You’re probably not surprised to find yet another 304 stainless steel, 3.0″ mandrel-bent, quad tip exhaust on this list. If you’re noticing a pattern here, it’s because there is one. Most of the big-name WRX exhaust manufacturers, including Borla, Cobb, and Invidia, have cracked the code in a very similar way. That being said, each of the cat-backs on this list has its own distinct sound that distinguishes it from the others.

The Borla 3.0″ exhaust is a well-mannered piece of equipment. In comparison to some of the other non-muffled or resonator-less alternatives, the Borla is the mildest of the lot. The tendency of WRX performance exhausts to be too loud all of the time is a prevalent feature. Fortunately, the Borla avoids this stereotype. Instead, it sounds sleek and polished, especially in higher rev ranges.

The Borla 3.0, like the other cat-backs we’ve reviewed thus far, will provide small performance benefits.” Those performance gains will be slightly more noticeable with a tune. Overall, the Borla’s distinct sound and generally understated nature are its main selling points. It also amplifies turbo noises, which is always entertaining.

Related : The How to Construct a Subaru BRZ Track Car

5) WRX Cobb Titanium Turbo-back Exhaust

Price: $2,765.00

Sound Check: COBB Tuning – 2015 Subaru WRX Sedan Turbo-Back Exhaust

We required at least one turbo-back aftermarket exhaust on this list to cover the entire range of options. Cobb’s Titanium WRX Tubo-Back exhaust is identical to the Cobb cat-back exhaust mentioned earlier on this list, save for one additional component: a downpipe. An improved downpipe is one of the most important exhaust components in terms of performance gains.
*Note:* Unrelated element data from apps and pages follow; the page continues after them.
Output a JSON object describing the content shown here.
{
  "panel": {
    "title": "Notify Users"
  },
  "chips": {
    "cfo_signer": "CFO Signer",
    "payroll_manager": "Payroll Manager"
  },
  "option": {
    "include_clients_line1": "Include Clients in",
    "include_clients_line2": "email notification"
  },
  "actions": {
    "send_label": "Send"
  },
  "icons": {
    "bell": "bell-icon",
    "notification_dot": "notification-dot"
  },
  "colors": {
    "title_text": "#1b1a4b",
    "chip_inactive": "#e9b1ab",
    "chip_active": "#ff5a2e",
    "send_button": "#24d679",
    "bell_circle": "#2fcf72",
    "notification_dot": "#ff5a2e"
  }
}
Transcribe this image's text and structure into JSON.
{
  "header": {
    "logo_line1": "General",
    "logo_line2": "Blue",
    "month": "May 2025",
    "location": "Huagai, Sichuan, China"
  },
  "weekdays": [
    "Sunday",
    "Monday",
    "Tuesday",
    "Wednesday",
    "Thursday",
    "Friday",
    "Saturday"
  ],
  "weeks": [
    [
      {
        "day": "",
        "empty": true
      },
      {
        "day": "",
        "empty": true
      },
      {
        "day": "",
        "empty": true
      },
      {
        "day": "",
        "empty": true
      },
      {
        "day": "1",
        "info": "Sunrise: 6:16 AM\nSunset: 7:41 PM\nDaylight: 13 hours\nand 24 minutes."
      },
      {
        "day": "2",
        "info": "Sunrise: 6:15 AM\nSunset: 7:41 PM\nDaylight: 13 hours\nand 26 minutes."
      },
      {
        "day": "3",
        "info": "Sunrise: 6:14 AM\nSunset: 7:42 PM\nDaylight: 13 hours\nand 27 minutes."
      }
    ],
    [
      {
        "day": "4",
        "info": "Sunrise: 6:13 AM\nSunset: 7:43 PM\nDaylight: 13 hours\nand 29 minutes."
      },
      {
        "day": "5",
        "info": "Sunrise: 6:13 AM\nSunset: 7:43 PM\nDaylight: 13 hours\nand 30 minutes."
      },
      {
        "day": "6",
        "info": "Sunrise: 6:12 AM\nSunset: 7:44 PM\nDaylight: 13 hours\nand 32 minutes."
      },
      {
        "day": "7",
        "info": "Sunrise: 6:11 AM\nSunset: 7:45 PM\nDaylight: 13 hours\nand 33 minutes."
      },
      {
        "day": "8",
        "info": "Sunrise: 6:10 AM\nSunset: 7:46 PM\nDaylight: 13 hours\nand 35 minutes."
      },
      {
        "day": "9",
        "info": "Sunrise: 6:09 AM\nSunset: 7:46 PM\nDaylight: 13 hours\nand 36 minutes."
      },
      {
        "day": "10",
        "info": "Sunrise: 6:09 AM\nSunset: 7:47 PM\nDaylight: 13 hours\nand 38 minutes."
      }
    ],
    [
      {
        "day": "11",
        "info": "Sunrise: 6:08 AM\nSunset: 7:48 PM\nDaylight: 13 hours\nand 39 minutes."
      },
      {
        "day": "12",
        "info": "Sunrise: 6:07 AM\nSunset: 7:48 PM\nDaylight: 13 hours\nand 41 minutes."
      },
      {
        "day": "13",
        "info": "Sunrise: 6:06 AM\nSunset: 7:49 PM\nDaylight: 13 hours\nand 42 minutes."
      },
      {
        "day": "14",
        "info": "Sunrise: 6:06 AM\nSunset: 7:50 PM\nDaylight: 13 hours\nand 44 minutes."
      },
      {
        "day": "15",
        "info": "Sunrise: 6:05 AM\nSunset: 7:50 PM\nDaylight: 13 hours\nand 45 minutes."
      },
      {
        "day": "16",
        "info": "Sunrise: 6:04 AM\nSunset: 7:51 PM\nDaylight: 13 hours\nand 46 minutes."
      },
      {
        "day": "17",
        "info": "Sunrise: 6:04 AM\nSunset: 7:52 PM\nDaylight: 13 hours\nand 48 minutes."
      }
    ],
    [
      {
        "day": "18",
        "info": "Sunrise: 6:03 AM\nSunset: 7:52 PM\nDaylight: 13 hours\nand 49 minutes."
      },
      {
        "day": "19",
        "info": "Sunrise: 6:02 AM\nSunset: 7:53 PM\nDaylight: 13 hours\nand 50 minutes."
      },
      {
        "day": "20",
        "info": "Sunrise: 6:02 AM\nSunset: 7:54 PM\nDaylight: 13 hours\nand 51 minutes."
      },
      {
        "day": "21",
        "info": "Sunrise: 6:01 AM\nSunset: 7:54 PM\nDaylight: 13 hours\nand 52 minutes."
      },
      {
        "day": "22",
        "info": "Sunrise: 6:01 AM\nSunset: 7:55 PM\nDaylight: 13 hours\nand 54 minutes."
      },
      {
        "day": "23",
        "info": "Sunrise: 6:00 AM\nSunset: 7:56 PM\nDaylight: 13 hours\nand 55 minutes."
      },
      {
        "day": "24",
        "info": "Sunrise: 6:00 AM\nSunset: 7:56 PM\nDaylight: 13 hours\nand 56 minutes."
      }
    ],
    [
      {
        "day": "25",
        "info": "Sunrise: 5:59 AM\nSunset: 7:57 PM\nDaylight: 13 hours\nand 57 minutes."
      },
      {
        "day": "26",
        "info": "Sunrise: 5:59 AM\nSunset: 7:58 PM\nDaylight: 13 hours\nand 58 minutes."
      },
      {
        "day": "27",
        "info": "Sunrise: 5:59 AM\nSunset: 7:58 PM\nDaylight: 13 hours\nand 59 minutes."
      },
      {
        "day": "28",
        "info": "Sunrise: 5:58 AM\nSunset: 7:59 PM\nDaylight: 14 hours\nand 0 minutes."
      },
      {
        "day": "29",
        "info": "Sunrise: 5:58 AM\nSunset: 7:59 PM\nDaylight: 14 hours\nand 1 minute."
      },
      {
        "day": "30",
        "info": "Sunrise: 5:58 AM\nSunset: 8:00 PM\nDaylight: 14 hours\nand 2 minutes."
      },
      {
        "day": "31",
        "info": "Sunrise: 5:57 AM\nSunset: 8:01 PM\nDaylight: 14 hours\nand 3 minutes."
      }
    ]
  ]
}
Because the downpipe is the first exhaust element after the turbocharger, it must flow well.

In any case, an improved downpipe is one of the most generally recommended WRX improvements. While the Cobb Titanium Turbo-Back is the most expensive option on this list, it is the best option in terms of performance if you have the extra cash. This is especially true when the exhaust is combined with a tune. Like Cobb’s cat-back option, the Access Port comes with a map that allows you to unleash all of the performance from the improved downpipe and exhaust system as a whole.

Summary of Subaru WRX Exhaust Upgrades

Upgrading your VA WRX’s exhaust is one of those necessary tweaks that will make you happy every time you drive it. Because the WRX’s FA20 engine makes such a distinct sound, the additional sound under acceleration adds a new dimension to everyday driving. Aside from the sound, a performance exhaust can increase exhaust flow, giving your WRX a bit more power.

There are three major styles of exhaust available for a VA WRX. There are turbo-back, cat-back, and axle-back models available. In terms of the exhaust components that they replace, each is fairly self-explanatory. Turbo-back and cat-back variants will usually provide higher performance. Having said that, if you’re only interested in the noise, an axle-back is a good, low-cost option.

When it comes to VA WRX exhausts, there are a lot of good options. Some manufacturers have amassed a sizable fan base in the Subaru market. Cobb, Invidia, Remark, and Borla are all well-known brands that have been in the Subaru game for decades. You will not be sorry if you choose any of their exhaust items for your WRX.